Adair died at this residence.


James Barnett Adair, Adair History and Genealogy (1924).

John Preston Arthur, Western North Carolina (1914).

Lyman Chalkley, comp., Chronicles of the Scotch-Irish Settlement . . . from the . . . Records of Augusta County, Virginia, 1745–1800, vols. 1–3 (1912–13).

Lyman G. Draper, King's Mountain and Its Heroes (1929).

General Services Administration, Veterans Records (Washington, D.C.).

Knoxville Register, 28 Mar. 1827.

Allan L. Poe, correspondence (August 1974) and personal interview (18 May 1975).

J. G. M. Ramsey, The Annals of Tennessee to the End of the Eighteenth Century (1853).

Worth Ray, Tennessee Cousins (1950).

Tennessee and King's Mountain Papers (State Historical Society of Wisconsin, Madison).

Tennessee History Magazine 8 (1924).

Tennessee Land Entries (Tennessee State Library and Archives, Nashville).

Samuel Cole Williams, History of the Lost State of Franklin (1924).

Additional Resources:

City of Knoxville, Adair History: (accessed January 17, 2013).

John Adair, the entry-taker in WorldCat.

North Carolina booklet : great events in North Carolina history. North Carolina Society of the Daughters of the Revolution,. 1901; 1902; 1903; 1904; 1905; 1906; 1907; 1908; 1909; 1910; 1911; 1912; 1913; 1914; 1915; 1916; 1917; 1918; 1919; 1920; 1921. (accessed January 17, 2013).

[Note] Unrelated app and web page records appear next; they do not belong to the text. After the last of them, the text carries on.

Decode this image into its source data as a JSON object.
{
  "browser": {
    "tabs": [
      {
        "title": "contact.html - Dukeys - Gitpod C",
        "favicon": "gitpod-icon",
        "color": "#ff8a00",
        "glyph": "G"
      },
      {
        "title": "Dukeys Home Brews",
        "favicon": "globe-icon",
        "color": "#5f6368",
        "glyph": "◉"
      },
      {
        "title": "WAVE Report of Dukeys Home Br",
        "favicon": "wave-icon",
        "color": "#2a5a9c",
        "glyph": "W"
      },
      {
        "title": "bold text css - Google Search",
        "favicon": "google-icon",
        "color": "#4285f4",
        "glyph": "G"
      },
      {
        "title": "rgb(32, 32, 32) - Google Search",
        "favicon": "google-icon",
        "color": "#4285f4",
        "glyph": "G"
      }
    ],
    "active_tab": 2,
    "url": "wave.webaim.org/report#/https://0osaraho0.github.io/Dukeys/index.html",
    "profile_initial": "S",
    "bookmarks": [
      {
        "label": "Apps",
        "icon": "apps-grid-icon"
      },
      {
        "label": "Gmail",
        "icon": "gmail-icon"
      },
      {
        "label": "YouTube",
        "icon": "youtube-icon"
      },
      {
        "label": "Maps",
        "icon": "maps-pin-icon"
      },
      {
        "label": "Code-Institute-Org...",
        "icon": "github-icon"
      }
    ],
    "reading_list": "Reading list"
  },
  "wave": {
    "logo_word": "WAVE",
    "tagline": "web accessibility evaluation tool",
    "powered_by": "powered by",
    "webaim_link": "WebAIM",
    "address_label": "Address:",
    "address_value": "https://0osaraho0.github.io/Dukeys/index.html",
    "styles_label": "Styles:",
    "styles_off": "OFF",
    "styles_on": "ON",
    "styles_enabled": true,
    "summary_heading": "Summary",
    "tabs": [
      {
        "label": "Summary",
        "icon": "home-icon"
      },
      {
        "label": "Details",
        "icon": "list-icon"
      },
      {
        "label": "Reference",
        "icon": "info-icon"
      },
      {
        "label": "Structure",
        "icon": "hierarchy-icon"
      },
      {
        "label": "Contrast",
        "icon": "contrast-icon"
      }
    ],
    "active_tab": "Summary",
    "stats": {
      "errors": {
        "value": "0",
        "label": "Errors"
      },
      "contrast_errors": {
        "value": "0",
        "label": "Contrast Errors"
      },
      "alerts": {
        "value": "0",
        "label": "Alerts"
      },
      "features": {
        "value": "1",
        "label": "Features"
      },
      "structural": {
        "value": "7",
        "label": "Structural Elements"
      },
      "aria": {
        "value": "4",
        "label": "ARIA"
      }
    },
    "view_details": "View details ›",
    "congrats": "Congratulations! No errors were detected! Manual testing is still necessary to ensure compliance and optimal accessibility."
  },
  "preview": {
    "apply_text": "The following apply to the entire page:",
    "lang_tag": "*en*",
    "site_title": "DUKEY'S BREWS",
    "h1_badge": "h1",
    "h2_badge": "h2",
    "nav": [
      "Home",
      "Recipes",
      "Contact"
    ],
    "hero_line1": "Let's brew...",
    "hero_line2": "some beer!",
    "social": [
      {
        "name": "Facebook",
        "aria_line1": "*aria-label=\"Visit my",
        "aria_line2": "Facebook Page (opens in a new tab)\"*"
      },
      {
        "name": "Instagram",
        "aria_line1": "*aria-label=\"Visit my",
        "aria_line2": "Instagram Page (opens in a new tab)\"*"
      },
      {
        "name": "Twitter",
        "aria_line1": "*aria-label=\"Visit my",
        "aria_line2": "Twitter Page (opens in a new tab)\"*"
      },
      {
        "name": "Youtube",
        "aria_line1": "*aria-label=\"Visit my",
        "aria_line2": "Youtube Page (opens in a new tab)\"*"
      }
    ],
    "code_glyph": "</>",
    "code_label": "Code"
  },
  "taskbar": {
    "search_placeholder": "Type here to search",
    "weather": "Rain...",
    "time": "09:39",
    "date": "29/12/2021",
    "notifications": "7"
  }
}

Land we love, a monthly magazine devoted to literature, military history, and agriculture. J. P. Irwin, D. H. Hill. 1866; 1867; 1868; 1869. (accessed January 17, 2013).